*TO DO*
Extract each line of the data below exactly as written.

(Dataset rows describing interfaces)
[Start of section]

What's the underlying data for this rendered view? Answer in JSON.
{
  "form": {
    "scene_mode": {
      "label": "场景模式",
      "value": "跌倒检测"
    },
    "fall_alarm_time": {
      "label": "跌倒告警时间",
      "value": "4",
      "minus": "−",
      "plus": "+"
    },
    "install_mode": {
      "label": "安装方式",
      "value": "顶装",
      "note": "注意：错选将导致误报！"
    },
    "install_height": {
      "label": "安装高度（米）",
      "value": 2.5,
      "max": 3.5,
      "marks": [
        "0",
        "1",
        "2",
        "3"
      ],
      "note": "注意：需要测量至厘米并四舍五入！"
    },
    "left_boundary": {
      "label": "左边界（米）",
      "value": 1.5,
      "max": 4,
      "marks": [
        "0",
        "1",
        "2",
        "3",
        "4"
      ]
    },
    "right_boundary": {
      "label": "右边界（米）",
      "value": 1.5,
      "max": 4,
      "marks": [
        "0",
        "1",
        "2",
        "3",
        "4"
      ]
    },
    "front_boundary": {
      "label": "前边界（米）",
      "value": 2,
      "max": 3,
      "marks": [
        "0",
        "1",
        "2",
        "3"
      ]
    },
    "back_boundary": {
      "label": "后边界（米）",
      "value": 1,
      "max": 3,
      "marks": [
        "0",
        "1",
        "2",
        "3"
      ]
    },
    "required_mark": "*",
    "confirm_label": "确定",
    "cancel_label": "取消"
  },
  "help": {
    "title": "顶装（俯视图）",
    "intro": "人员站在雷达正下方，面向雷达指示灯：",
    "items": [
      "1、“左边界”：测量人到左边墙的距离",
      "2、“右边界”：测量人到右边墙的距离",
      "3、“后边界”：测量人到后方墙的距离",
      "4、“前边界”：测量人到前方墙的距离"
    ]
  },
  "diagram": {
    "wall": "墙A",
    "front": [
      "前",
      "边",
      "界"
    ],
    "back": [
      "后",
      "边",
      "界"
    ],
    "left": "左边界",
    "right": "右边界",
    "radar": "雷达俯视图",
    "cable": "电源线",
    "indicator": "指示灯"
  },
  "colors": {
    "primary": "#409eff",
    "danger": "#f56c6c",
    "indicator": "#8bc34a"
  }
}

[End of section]

*ANSWER SECTION*
What's the underlying data for this rendered view? Answer in JSON.
{
  "form": {
    "scene_mode": {
      "label": "场景模式",
      "value": "跌倒检测"
    },
    "fall_alarm_time": {
      "label": "跌倒告警时间",
      "value": "4",
      "minus": "−",
      "plus": "+"
    },
    "install_mode": {
      "label": "安装方式",
      "value": "顶装",
      "note": "注意：错选将导致误报！"
    },
    "install_height": {
      "label": "安装高度（米）",
      "value": 2.5,
      "max": 3.5,
      "marks": [
        "0",
        "1",
        "2",
        "3"
      ],
      "note": "注意：需要测量至厘米并四舍五入！"
    },
    "left_boundary": {
      "label": "左边界（米）",
      "value": 1.5,
      "max": 4,
      "marks": [
        "0",
        "1",
        "2",
        "3",
        "4"
      ]
    },
    "right_boundary": {
      "label": "右边界（米）",
      "value": 1.5,
      "max": 4,
      "marks": [
        "0",
        "1",
        "2",
        "3",
        "4"
      ]
    },
    "front_boundary": {
      "label": "前边界（米）",
      "value": 2,
      "max": 3,
      "marks": [
        "0",
        "1",
        "2",
        "3"
      ]
    },
    "back_boundary": {
      "label": "后边界（米）",
      "value": 1,
      "max": 3,
      "marks": [
        "0",
        "1",
        "2",
        "3"
      ]
    },
    "required_mark": "*",
    "confirm_label": "确定",
    "cancel_label": "取消"
  },
  "help": {
    "title": "顶装（俯视图）",
    "intro": "人员站在雷达正下方，面向雷达指示灯：",
    "items": [
      "1、“左边界”：测量人到左边墙的距离",
      "2、“右边界”：测量人到右边墙的距离",
      "3、“后边界”：测量人到后方墙的距离",
      "4、“前边界”：测量人到前方墙的距离"
    ]
  },
  "diagram": {
    "wall": "墙A",
    "front": [
      "前",
      "边",
      "界"
    ],
    "back": [
      "后",
      "边",
      "界"
    ],
    "left": "左边界",
    "right": "右边界",
    "radar": "雷达俯视图",
    "cable": "电源线",
    "indicator": "指示灯"
  },
  "colors": {
    "primary": "#409eff",
    "danger": "#f56c6c",
    "indicator": "#8bc34a"
  }
}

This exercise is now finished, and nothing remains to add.